INFORMATION SUPPLIED
>>>>>
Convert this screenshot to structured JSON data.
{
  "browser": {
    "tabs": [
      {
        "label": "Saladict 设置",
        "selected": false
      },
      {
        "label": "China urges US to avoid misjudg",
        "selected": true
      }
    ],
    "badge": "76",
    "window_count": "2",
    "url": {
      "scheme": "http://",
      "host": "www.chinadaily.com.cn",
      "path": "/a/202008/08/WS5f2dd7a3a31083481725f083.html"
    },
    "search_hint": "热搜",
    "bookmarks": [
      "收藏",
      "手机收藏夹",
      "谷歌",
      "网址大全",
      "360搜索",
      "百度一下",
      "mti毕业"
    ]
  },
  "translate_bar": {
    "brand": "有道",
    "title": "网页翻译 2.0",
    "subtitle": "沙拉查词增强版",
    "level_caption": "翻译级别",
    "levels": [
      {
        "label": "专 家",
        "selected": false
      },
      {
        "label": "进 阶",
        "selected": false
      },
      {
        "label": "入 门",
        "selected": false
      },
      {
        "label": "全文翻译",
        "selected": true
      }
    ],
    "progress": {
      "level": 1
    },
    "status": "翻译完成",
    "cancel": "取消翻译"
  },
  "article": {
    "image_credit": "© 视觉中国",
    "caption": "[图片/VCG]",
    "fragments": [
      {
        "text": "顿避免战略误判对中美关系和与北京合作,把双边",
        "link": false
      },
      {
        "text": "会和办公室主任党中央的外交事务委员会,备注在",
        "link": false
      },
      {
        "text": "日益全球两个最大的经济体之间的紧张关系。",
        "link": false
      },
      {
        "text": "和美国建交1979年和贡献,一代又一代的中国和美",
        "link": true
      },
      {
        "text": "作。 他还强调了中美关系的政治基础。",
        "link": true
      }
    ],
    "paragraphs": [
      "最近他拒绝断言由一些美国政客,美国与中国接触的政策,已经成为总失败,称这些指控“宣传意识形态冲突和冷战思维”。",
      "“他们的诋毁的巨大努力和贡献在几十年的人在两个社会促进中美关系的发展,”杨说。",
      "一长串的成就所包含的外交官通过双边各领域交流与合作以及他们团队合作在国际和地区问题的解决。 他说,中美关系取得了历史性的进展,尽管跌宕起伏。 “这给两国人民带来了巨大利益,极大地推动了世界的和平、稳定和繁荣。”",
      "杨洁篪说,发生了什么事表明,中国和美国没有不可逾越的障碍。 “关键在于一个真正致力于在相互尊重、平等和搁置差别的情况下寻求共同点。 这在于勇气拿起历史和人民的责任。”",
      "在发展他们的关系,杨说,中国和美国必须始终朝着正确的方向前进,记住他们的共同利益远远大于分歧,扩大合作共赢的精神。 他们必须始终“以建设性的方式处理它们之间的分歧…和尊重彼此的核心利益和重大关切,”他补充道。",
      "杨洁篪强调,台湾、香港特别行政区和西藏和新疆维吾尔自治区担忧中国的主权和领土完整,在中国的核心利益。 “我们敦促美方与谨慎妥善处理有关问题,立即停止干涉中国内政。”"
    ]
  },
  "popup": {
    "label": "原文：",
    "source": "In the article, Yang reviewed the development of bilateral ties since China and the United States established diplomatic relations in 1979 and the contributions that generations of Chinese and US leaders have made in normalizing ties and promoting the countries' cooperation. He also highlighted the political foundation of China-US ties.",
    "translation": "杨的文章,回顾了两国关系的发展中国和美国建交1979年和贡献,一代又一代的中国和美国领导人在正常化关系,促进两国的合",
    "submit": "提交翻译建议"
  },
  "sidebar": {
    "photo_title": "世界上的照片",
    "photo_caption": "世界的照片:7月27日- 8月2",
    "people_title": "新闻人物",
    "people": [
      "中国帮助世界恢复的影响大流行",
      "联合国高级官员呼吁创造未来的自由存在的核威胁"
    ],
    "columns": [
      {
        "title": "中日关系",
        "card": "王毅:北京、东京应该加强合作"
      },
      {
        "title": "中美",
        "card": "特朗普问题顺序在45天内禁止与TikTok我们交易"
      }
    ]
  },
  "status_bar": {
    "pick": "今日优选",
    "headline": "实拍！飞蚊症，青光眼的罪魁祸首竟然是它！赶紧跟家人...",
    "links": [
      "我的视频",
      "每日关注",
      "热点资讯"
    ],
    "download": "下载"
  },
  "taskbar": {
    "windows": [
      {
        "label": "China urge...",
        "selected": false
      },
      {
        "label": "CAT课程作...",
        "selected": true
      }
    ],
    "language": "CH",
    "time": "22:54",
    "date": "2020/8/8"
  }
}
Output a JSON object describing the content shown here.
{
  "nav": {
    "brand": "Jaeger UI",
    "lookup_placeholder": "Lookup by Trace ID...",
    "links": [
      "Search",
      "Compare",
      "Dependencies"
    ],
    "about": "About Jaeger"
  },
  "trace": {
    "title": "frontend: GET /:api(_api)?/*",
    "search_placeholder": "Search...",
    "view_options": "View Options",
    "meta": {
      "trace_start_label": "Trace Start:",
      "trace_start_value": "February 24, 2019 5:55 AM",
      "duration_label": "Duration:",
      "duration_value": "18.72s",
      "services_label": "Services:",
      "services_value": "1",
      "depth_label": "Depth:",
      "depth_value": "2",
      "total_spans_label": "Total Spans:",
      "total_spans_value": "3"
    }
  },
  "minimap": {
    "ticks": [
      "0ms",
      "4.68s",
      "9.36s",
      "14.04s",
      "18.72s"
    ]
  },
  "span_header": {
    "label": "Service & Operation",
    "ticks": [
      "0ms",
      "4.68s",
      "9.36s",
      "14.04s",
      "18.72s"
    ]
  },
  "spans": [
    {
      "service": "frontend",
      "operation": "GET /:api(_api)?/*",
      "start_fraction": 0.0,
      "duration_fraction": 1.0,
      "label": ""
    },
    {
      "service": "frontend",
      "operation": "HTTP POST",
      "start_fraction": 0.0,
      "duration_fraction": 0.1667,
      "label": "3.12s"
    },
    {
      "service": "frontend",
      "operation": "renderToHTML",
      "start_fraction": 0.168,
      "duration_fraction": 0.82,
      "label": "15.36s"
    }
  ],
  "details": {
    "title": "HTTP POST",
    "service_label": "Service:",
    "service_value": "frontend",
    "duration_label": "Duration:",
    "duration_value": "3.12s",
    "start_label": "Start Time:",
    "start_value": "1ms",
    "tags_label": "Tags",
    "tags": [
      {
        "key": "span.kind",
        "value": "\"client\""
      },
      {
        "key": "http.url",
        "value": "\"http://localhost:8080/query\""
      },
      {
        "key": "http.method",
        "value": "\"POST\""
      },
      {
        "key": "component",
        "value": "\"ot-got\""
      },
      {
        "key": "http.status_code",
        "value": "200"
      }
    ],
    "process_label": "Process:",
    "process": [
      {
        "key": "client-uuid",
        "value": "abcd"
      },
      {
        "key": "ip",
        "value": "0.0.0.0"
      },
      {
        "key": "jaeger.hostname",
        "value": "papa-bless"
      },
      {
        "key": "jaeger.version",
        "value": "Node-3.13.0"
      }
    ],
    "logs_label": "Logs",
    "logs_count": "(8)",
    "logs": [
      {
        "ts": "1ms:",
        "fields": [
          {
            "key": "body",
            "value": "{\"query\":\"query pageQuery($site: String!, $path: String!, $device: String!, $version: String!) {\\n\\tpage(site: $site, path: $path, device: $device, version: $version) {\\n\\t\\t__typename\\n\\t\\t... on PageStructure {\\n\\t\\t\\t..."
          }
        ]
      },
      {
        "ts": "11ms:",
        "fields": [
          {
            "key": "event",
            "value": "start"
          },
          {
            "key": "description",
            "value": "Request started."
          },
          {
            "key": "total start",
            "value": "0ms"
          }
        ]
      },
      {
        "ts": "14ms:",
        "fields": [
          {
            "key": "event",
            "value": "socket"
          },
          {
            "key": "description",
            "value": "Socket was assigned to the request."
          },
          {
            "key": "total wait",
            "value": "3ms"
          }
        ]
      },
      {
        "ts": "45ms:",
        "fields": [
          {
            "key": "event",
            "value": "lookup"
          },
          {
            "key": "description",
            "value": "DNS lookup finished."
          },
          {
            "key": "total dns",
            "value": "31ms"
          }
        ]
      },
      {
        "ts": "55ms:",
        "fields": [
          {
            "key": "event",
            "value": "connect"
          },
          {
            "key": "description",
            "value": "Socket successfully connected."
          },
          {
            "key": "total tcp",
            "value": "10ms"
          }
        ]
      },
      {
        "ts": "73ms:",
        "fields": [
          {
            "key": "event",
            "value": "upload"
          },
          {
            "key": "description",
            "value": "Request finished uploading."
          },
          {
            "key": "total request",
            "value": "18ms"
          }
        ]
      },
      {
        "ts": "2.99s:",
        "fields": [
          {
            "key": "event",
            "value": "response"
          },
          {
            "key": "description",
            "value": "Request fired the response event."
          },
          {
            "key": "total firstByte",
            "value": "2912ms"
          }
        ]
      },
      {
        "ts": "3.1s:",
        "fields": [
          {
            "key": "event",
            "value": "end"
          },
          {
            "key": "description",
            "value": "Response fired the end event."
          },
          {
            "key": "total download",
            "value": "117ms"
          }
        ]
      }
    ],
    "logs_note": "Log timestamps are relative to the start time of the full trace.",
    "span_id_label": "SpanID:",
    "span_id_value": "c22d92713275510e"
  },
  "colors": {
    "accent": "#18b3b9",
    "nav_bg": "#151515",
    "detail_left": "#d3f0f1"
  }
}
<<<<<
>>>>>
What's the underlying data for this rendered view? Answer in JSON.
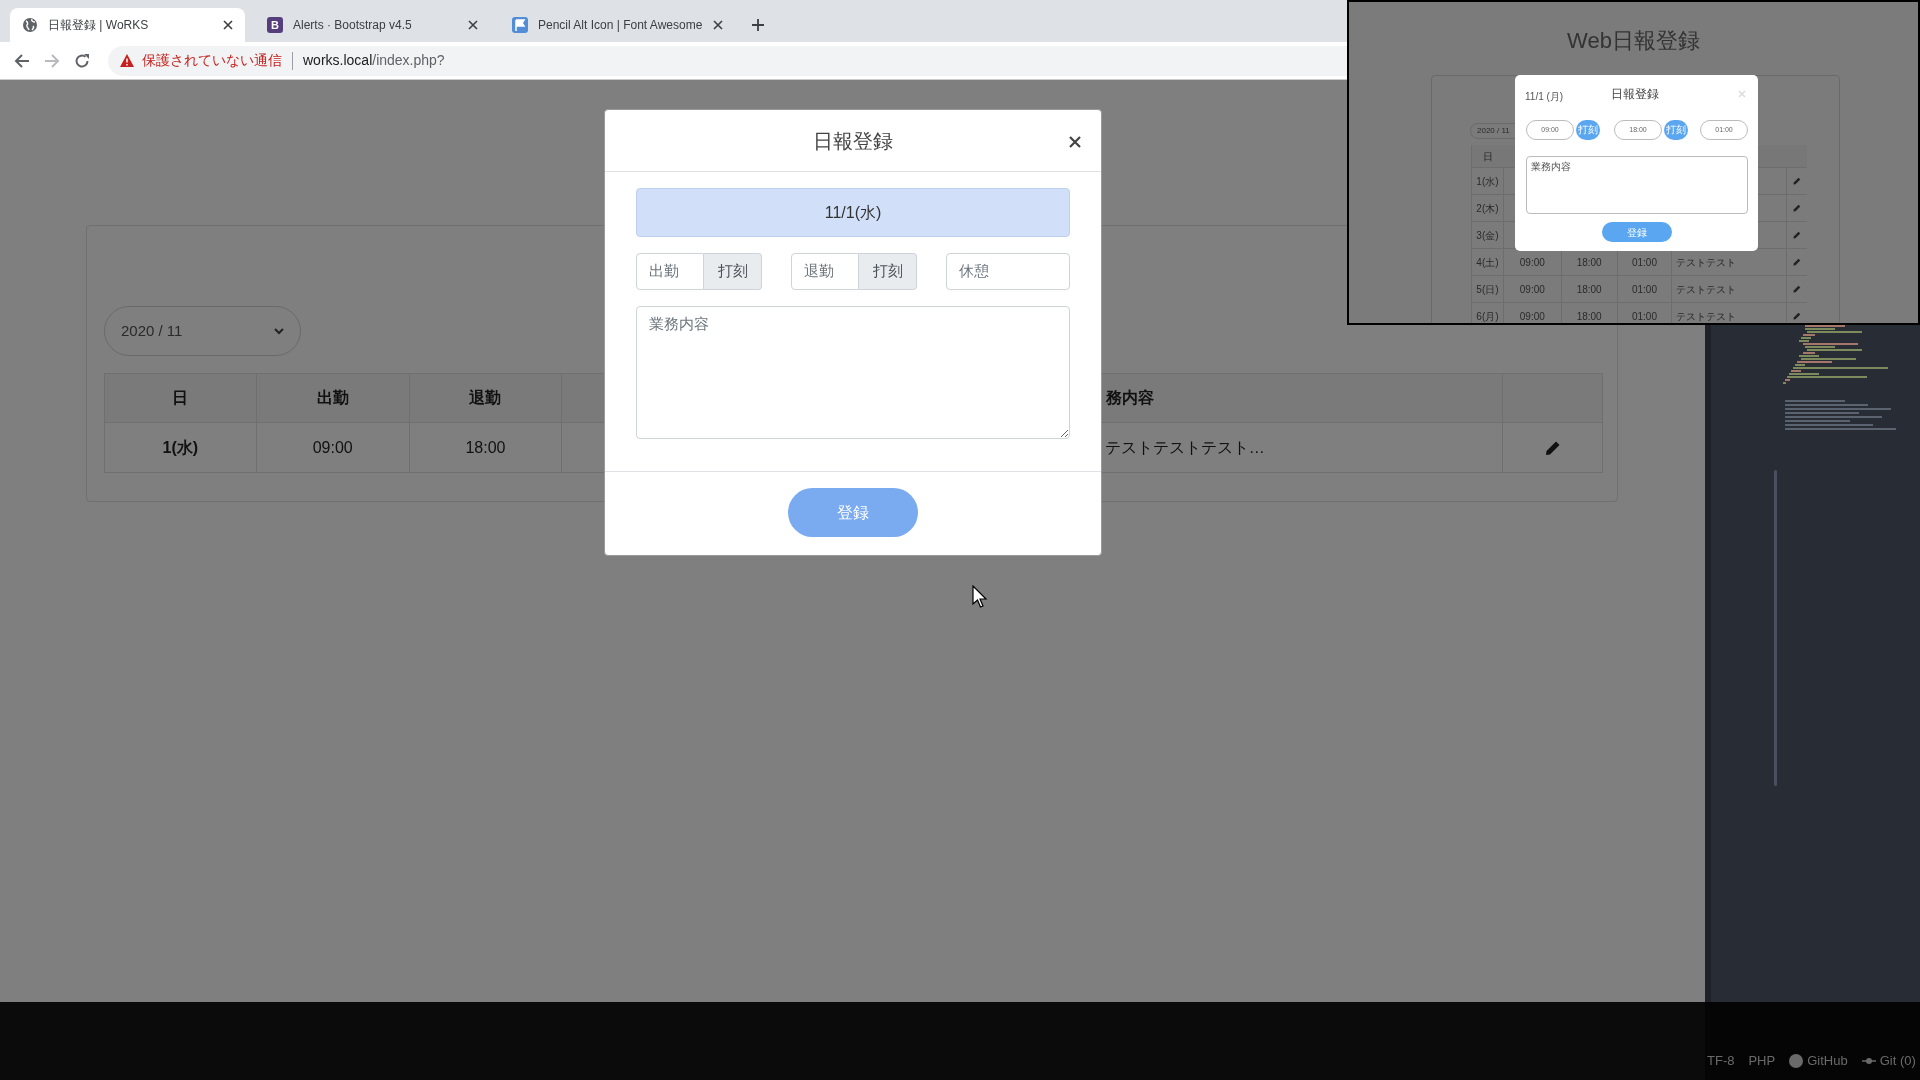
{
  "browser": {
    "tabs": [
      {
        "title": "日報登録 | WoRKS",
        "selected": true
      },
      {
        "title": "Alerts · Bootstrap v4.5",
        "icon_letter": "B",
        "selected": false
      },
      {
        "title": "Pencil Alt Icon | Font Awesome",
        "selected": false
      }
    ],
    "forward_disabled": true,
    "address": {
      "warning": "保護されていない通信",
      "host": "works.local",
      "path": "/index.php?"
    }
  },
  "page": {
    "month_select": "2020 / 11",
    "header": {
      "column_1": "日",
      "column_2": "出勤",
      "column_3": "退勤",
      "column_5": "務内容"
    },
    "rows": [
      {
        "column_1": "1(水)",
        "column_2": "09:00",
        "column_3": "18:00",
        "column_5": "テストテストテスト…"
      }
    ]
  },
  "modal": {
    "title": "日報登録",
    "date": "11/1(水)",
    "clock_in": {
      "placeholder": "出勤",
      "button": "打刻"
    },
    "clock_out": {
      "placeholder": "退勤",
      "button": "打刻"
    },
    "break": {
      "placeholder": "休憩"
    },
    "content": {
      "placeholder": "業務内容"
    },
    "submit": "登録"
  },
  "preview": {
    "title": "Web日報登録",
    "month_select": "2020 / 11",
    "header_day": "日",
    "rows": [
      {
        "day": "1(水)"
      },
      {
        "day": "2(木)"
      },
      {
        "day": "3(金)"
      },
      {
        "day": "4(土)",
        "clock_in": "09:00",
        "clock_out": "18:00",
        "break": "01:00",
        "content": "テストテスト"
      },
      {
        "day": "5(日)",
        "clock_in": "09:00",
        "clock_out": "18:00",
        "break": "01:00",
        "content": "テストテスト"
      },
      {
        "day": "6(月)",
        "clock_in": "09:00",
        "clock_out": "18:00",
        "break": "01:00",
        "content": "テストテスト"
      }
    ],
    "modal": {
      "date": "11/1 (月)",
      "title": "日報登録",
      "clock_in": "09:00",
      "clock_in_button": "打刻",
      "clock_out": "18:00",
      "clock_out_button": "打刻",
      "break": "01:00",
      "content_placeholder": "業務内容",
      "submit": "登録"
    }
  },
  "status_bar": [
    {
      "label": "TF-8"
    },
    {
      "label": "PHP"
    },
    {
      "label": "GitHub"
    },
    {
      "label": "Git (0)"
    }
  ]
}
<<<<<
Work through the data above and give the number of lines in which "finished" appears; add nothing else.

2